In the past weeks, many journalists have mused over the causes and effects of the protests spreading across Brazil (for an overview, I’d recommend this piece in NACLA), but few have asked the question posed by Kaplan: why aren’t the masses taking to the streets in the US to protest injustice and inequality when it exists here just as it does in Brazil? While I don’t agree with his response—that Occupy’s dissolution created an atmosphere in which “hope feels naïve”—the statistics he uses to compare inequality, education and other social problems in these two countries with such different histories are fascinating.

— Jake Scobey-Thal focuses on human rights and conflict in Asia and Africa

Riots in China’s Xinjiang region kill at least 27.” South China Morning Post, June 26, 2013.

Twenty-seven people were killed this week after rioters clashed with police in China’s ethnically divided Xinjiang region. The region is home to almost 9 million Uyghers, an ethnic Muslim minority that has long faced systemic persecution at the hands of the Han majority in China. Significant Han migration in recent years and uneven returns on government investments in natural resource extraction have buttressed ethnic tensions in the region.

— Aviva Stahl focuses on Islamophobia in the US and the UK and its links to racism, homophobia/transphobia and the prison industrial complex.

Police ‘smear’ campaign targeted Stephen Lawrence’s friends and family,” by Rob Evans and Paul Lewis. The Guardian, June 23, 2013.

As NYC prepares itself for a City Council vote on the Community Safety Act, new revelations have emerged about the extent of police spying in Britain. The Guardian has revealed that police officers were instructed to spy on the family of Stephen Lawrence, a black British teenager who was murdered in a racially motivated attack in 1993, in order to gather possible “dirt” that could be used to discredit them. The Metropolitan Police’s failure to investigate Lawrence’s killing was examined several years later in the Macpherson Report, which concluded that the force was institutionally racist. The recent revelations of spying, which were made by a former undercover officer turned whisteblower, are especially damning given the symbolic importance attached to Lawrence’s case and the cultural shifts around race and policing brought about by the fallout from the Macpherson Report.

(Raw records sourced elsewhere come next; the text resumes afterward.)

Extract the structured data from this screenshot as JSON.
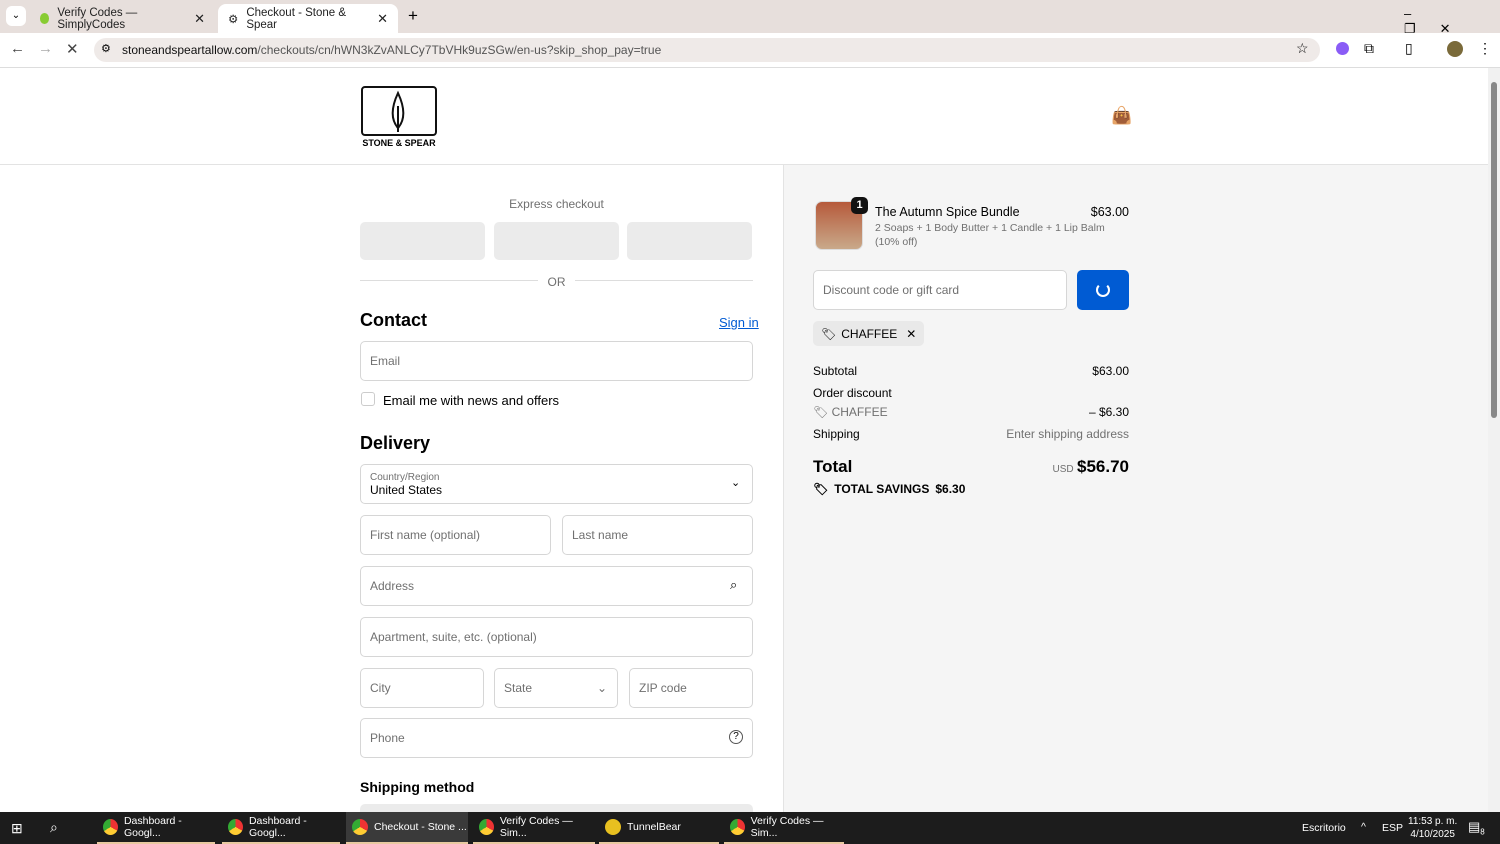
{
  "browser": {
    "tabs": [
      {
        "label": "Verify Codes — SimplyCodes"
      },
      {
        "label": "Checkout - Stone & Spear"
      }
    ],
    "url_domain": "stoneandspeartallow.com",
    "url_path": "/checkouts/cn/hWN3kZvANLCy7TbVHk9uzSGw/en-us?skip_shop_pay=true"
  },
  "header": {
    "logo_text": "STONE & SPEAR"
  },
  "checkout": {
    "express_label": "Express checkout",
    "or_label": "OR",
    "contact_heading": "Contact",
    "sign_in": "Sign in",
    "email_placeholder": "Email",
    "newsletter_label": "Email me with news and offers",
    "delivery_heading": "Delivery",
    "country_label": "Country/Region",
    "country_value": "United States",
    "first_name": "First name (optional)",
    "last_name": "Last name",
    "address": "Address",
    "apartment": "Apartment, suite, etc. (optional)",
    "city": "City",
    "state": "State",
    "zip": "ZIP code",
    "phone": "Phone",
    "shipping_method_heading": "Shipping method"
  },
  "summary": {
    "item": {
      "qty": "1",
      "name": "The Autumn Spice Bundle",
      "desc": "2 Soaps + 1 Body Butter + 1 Candle + 1 Lip Balm",
      "desc2": "(10% off)",
      "price": "$63.00"
    },
    "discount_placeholder": "Discount code or gift card",
    "code": "CHAFFEE",
    "subtotal_label": "Subtotal",
    "subtotal": "$63.00",
    "order_discount_label": "Order discount",
    "discount_code": "CHAFFEE",
    "discount_amount": "– $6.30",
    "shipping_label": "Shipping",
    "shipping_value": "Enter shipping address",
    "total_label": "Total",
    "currency": "USD",
    "total": "$56.70",
    "savings_label": "TOTAL SAVINGS",
    "savings": "$6.30"
  },
  "taskbar": {
    "items": [
      "Dashboard - Googl...",
      "Dashboard - Googl...",
      "Checkout - Stone ...",
      "Verify Codes — Sim...",
      "TunnelBear",
      "Verify Codes — Sim..."
    ],
    "desktop": "Escritorio",
    "lang": "ESP",
    "time": "11:53 p. m.",
    "date": "4/10/2025",
    "notif": "8"
  },
  "colors": {
    "accent": "#005bd3",
    "link": "#005bd3"
  }
}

— John Thomason focuses on pieces that situate contemporary American political debates in historical and/or intellectual contexts.

Justice Ginsburg’s Dissenting Opinion in Shelby County v. Holder. Supreme Court of the United States, June 25, 2013.

There’s been some good stuff written about the Supreme Court’s 5-4 decision to nullify Section 4 of the Voting Rights Act. But nothing is as comprehensive and damning as Justice Ginsburg’s dissent, which argues eloquently not only for the constitutional permissibility—necessity, even—of the VRA as written, but also for the overwh0elming weight of historical (and contemporary) evidence that informed Congress’s landslide vote to reauthorize the law in 2006.